**Records for the task**.
*** Begin section ***
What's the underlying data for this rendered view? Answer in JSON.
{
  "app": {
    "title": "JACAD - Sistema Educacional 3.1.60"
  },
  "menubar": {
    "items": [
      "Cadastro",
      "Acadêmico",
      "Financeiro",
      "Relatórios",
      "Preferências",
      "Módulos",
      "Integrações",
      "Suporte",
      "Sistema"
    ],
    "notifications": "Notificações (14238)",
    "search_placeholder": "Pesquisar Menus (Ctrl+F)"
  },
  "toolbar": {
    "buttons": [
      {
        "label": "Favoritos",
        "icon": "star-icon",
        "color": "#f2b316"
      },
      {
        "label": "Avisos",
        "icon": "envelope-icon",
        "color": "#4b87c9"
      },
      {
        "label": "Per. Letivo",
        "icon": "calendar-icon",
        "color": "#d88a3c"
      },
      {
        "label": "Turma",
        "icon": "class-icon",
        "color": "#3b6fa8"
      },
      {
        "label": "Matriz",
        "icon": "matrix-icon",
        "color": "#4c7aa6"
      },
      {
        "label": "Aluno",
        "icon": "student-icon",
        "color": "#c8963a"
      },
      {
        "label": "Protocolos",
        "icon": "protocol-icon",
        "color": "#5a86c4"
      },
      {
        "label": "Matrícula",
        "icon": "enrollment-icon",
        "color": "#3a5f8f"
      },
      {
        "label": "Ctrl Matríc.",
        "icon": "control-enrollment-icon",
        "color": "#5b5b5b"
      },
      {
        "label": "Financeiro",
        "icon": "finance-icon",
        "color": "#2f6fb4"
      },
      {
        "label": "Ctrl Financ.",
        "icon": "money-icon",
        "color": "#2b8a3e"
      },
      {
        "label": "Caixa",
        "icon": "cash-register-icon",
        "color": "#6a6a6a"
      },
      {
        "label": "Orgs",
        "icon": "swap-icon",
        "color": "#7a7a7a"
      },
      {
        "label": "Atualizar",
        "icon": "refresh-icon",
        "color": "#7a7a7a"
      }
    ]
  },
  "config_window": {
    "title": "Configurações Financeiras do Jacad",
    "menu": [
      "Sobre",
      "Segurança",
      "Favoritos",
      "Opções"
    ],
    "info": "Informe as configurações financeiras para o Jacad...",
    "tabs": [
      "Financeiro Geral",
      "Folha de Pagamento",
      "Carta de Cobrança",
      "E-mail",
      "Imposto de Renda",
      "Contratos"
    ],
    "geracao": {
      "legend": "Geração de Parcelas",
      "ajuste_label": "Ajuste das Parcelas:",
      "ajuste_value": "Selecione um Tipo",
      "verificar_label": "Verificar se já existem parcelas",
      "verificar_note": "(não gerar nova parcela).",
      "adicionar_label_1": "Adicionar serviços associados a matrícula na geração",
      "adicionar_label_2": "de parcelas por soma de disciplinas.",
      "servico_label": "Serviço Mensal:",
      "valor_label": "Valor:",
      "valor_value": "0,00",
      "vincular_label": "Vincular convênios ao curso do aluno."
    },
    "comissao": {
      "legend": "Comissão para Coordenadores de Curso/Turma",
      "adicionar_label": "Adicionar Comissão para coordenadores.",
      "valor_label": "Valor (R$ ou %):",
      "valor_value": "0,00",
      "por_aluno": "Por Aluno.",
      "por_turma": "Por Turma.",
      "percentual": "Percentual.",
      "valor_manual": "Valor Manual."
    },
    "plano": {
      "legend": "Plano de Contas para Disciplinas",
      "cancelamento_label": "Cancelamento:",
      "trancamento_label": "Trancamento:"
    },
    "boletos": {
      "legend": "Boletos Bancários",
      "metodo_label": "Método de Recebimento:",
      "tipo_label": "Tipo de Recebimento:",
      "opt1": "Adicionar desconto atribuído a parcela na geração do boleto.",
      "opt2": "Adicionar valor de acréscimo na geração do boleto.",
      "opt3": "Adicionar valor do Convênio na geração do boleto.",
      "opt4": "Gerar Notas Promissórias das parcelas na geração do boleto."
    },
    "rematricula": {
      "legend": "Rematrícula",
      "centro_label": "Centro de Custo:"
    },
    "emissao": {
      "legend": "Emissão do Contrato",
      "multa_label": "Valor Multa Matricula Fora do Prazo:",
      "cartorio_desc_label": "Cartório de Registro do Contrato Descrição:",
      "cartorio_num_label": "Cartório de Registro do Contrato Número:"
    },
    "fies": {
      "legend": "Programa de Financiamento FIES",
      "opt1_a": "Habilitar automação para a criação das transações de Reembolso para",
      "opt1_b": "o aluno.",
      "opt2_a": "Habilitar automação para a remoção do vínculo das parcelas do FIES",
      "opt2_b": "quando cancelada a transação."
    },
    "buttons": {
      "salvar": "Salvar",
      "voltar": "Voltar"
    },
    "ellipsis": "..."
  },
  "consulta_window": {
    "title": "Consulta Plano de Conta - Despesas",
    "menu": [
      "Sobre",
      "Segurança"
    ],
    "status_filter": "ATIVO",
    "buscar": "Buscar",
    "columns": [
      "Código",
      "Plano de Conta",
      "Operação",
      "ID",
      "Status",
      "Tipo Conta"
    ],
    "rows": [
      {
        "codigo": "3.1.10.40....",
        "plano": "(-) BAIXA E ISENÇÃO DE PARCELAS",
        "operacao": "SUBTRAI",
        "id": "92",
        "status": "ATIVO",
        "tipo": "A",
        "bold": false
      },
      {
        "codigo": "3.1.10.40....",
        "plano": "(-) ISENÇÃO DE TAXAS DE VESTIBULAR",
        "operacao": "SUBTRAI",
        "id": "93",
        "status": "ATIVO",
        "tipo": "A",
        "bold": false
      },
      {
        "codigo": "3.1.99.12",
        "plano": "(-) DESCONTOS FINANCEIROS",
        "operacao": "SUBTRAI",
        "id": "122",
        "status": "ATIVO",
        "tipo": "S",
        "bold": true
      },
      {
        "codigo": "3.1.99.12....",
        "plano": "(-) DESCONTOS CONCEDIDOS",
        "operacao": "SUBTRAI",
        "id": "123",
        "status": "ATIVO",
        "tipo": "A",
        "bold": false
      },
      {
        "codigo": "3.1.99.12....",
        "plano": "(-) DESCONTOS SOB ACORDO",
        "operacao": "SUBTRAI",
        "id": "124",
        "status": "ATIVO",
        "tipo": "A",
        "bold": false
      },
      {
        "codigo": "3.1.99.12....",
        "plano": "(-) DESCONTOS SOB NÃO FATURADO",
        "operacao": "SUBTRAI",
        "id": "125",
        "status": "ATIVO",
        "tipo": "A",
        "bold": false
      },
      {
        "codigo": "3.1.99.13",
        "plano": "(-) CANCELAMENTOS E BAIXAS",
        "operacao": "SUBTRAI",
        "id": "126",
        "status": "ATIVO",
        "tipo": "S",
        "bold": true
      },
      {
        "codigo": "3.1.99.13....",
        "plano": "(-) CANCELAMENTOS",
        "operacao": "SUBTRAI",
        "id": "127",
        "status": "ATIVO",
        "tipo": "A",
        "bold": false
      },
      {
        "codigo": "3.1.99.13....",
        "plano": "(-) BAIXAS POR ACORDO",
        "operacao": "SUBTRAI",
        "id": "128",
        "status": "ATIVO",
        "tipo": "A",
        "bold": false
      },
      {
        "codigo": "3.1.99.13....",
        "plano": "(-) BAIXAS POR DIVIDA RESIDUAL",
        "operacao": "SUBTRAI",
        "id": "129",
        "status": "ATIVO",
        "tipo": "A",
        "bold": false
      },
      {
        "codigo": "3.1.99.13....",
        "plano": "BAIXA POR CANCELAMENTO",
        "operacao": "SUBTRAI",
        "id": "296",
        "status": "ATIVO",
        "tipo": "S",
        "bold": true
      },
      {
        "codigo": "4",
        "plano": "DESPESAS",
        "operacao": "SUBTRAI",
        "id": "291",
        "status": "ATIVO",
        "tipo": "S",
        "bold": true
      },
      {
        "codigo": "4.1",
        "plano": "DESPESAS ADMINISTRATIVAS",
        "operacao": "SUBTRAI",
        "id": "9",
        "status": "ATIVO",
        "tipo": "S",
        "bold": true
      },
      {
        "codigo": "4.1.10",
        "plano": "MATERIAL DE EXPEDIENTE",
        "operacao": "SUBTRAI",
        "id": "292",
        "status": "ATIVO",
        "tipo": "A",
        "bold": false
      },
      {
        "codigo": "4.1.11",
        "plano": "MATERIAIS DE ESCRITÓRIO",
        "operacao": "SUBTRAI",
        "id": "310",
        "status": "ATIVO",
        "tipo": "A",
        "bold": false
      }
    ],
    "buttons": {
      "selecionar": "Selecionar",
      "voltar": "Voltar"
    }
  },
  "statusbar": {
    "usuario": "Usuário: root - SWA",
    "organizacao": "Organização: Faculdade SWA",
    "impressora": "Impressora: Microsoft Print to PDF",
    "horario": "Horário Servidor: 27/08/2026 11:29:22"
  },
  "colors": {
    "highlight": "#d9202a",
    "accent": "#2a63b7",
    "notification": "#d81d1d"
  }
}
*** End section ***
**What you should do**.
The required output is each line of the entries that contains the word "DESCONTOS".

**Written solution**.
        "plano": "(-) DESCONTOS FINANCEIROS",
        "plano": "(-) DESCONTOS CONCEDIDOS",
        "plano": "(-) DESCONTOS SOB ACORDO",
        "plano": "(-) DESCONTOS SOB NÃO FATURADO",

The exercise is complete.